[Items from an interface collection]
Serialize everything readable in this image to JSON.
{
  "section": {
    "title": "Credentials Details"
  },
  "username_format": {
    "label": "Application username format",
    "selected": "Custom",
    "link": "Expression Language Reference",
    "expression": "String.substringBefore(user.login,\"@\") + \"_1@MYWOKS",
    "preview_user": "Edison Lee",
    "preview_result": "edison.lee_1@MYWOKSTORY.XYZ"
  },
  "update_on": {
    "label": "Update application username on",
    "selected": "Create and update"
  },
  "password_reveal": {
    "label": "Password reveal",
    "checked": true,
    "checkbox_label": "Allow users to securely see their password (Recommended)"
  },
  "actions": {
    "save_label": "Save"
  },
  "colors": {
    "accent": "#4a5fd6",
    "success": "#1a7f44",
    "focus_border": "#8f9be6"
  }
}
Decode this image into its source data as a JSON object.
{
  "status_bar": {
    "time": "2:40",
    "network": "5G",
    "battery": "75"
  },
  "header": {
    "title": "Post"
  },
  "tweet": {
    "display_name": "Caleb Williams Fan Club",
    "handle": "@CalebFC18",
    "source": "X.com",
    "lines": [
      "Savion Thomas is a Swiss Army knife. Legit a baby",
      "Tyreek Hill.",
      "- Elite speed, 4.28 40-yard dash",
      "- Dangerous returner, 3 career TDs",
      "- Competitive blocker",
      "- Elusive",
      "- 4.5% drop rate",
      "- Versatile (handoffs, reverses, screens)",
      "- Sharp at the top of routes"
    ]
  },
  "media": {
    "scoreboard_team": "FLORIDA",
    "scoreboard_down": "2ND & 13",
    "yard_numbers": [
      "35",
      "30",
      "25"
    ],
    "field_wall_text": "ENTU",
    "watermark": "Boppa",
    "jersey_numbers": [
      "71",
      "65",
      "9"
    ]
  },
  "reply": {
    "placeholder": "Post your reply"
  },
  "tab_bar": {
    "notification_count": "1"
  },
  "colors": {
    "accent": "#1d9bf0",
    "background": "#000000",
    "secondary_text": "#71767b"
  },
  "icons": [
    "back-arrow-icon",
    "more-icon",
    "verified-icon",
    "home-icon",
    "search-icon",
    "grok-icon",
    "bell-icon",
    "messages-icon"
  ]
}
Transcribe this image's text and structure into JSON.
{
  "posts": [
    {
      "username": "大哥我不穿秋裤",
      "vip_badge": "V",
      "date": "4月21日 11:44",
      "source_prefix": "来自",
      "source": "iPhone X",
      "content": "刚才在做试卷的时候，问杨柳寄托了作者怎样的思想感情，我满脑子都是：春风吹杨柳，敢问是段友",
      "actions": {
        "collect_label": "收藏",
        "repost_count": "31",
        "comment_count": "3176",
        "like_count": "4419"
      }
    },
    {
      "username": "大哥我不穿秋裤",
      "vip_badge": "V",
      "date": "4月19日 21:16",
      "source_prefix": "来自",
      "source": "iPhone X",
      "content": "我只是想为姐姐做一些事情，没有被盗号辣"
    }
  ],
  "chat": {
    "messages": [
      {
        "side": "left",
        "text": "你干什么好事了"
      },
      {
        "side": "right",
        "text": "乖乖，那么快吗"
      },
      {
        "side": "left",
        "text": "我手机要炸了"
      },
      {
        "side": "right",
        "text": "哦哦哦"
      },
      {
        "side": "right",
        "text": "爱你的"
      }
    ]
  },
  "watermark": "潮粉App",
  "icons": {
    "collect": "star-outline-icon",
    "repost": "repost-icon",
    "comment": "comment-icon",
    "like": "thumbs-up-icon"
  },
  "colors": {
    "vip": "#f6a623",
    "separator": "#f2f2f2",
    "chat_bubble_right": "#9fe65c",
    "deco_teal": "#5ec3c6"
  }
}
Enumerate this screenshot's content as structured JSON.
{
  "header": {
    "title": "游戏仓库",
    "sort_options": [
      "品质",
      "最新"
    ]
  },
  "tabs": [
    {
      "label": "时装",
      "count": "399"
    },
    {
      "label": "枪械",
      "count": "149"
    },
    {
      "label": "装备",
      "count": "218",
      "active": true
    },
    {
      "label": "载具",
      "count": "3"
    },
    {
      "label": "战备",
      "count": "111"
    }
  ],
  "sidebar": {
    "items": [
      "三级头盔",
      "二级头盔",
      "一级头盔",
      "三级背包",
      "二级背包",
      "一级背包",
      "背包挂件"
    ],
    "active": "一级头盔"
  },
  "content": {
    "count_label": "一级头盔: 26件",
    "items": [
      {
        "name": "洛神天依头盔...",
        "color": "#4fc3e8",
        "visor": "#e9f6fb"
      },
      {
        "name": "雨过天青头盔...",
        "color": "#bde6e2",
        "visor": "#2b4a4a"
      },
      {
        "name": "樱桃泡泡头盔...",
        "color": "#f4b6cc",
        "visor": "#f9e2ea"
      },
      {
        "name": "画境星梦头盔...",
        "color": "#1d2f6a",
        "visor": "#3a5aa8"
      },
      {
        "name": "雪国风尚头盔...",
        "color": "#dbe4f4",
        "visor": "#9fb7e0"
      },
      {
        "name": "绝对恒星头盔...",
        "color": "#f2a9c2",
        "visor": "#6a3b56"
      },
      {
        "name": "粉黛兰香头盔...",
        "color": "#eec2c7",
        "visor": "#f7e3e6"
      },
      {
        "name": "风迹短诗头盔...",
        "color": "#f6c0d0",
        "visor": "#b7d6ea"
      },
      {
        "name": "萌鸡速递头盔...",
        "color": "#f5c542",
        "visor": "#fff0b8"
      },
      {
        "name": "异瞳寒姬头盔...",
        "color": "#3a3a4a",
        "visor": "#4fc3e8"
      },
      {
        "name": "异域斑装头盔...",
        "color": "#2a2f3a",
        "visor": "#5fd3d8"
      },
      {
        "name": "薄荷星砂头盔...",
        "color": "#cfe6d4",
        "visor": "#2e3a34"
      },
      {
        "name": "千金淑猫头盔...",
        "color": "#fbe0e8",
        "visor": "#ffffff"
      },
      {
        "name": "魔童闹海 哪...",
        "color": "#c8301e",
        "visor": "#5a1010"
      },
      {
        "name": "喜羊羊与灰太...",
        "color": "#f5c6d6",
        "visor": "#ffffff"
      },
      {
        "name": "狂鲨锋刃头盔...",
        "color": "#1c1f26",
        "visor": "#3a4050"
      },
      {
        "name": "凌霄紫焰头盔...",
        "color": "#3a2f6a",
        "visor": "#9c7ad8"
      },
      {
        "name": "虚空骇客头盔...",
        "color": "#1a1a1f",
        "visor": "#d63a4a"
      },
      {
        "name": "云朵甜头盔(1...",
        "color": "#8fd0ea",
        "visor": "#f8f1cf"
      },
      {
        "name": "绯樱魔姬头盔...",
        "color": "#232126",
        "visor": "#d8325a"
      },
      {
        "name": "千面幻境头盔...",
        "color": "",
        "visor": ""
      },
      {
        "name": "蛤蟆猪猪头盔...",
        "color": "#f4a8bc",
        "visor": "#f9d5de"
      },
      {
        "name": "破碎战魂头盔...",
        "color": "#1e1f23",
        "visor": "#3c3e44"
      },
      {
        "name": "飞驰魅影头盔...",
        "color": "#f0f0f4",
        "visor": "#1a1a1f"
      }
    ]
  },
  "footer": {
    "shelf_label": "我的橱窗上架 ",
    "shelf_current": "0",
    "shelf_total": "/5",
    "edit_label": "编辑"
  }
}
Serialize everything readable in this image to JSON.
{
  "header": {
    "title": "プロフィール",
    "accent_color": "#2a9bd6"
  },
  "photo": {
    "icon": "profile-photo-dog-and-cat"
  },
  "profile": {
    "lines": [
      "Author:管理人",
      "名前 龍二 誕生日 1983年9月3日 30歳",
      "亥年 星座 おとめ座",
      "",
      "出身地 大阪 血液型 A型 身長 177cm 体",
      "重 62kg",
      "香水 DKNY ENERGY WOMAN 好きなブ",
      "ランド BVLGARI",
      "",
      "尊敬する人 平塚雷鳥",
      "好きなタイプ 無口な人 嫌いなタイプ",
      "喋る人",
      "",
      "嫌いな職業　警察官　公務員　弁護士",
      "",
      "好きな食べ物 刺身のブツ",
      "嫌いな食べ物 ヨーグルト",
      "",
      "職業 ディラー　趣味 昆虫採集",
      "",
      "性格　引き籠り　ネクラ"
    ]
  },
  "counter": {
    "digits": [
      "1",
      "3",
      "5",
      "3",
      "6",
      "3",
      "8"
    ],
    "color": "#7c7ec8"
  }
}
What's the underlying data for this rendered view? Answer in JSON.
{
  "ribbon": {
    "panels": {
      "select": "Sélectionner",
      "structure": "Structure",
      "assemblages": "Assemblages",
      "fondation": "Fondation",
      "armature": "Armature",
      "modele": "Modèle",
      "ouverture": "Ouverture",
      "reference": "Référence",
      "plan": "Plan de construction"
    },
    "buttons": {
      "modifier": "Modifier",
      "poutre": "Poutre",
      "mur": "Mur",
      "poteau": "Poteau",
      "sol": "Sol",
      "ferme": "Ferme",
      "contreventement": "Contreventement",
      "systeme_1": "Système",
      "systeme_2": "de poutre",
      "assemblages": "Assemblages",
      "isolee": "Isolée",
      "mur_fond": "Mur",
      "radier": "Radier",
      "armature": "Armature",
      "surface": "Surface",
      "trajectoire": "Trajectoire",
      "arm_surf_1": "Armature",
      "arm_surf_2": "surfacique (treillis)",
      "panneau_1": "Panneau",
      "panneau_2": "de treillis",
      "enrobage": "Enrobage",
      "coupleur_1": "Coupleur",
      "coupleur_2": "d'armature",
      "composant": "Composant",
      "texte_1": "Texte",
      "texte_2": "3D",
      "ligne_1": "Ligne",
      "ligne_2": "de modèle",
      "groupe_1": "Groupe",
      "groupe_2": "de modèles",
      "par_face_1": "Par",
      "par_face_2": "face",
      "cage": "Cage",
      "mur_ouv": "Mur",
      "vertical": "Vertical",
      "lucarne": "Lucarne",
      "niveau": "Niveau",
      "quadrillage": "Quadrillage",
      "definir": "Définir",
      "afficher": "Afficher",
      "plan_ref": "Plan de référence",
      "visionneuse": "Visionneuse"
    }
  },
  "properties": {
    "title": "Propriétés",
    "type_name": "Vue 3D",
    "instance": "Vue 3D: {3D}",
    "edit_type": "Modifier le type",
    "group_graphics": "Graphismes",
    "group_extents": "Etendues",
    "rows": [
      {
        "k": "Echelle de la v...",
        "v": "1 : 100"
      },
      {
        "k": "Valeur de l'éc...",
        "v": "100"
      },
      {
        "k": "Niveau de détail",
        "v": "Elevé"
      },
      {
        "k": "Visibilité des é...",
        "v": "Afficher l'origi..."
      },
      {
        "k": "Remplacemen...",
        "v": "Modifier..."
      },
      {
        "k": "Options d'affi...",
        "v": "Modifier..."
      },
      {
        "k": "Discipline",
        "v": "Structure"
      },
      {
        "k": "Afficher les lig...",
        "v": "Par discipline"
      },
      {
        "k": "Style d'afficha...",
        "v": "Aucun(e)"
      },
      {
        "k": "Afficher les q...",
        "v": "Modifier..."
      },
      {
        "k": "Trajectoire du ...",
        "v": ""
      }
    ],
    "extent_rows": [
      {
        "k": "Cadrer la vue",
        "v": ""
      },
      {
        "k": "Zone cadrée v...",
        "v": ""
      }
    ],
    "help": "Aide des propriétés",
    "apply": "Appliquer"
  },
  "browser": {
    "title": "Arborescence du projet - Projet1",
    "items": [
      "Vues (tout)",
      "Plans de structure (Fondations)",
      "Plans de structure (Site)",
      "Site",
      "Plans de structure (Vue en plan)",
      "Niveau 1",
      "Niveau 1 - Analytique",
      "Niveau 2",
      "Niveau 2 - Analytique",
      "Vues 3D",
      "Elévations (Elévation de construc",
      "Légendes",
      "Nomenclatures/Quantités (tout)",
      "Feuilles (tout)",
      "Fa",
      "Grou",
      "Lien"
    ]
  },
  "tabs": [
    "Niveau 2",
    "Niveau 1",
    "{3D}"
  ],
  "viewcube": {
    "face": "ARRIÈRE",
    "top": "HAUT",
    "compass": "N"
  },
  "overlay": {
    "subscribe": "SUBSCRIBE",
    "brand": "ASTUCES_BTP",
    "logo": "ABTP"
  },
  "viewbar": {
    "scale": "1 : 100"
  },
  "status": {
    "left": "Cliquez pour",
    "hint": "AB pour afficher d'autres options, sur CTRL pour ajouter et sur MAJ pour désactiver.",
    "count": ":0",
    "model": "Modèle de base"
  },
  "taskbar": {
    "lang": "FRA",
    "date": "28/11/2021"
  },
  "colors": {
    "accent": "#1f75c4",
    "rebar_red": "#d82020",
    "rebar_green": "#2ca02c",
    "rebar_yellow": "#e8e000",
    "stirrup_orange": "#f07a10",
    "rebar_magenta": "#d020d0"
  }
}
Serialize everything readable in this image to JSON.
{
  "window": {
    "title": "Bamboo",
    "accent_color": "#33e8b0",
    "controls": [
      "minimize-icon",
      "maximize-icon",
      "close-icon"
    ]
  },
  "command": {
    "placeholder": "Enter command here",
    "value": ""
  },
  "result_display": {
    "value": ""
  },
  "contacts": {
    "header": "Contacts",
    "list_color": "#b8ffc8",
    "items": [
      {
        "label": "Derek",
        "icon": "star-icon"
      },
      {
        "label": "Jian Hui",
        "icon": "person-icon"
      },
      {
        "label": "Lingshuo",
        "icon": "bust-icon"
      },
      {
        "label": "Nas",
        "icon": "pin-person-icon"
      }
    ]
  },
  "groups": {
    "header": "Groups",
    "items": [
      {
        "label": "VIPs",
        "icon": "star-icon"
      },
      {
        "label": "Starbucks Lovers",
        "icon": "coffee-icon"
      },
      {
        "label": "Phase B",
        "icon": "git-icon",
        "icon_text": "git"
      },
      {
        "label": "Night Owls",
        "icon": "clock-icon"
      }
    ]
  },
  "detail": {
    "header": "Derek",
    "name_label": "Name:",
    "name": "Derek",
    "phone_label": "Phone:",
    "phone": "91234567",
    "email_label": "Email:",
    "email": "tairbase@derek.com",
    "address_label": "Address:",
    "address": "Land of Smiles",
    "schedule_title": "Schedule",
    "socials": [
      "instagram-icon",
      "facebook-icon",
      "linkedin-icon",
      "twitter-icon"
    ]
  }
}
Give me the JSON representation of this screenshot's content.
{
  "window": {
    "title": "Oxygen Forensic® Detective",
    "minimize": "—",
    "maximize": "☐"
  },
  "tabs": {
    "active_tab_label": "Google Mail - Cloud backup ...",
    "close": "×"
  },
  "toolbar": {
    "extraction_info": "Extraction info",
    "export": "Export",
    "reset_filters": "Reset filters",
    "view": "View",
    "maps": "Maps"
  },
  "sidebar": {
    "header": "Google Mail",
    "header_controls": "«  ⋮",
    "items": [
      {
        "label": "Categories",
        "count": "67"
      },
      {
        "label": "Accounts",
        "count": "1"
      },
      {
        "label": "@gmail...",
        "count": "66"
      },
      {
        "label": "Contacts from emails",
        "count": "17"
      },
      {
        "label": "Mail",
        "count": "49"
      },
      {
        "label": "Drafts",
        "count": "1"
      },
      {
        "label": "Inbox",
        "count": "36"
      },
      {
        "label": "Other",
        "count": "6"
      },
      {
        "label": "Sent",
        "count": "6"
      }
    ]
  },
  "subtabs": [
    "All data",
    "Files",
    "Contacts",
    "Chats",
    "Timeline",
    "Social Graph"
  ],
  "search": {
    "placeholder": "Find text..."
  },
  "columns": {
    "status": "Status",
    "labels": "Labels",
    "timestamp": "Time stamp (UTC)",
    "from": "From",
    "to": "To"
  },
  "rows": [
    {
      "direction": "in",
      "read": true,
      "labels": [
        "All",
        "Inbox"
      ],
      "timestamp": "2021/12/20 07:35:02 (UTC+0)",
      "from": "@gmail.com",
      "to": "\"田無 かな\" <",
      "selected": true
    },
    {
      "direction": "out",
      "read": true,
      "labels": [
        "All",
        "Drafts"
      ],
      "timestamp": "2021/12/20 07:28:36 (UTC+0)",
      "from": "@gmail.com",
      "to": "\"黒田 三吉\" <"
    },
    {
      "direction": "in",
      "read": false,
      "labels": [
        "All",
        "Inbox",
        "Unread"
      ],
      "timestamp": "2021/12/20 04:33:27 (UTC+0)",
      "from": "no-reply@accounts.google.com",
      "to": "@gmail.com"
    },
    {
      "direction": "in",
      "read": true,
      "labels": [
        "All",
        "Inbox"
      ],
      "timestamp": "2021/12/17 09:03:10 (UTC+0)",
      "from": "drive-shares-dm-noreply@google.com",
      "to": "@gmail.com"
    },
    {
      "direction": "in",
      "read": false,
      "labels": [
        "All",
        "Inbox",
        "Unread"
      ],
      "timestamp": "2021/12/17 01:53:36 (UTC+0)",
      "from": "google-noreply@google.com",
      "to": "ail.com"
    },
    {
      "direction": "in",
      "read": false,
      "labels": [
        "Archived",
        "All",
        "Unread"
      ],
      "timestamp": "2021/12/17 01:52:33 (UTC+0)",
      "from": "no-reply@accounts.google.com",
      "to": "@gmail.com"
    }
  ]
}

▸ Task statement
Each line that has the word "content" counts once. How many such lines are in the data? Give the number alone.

▸ Response
5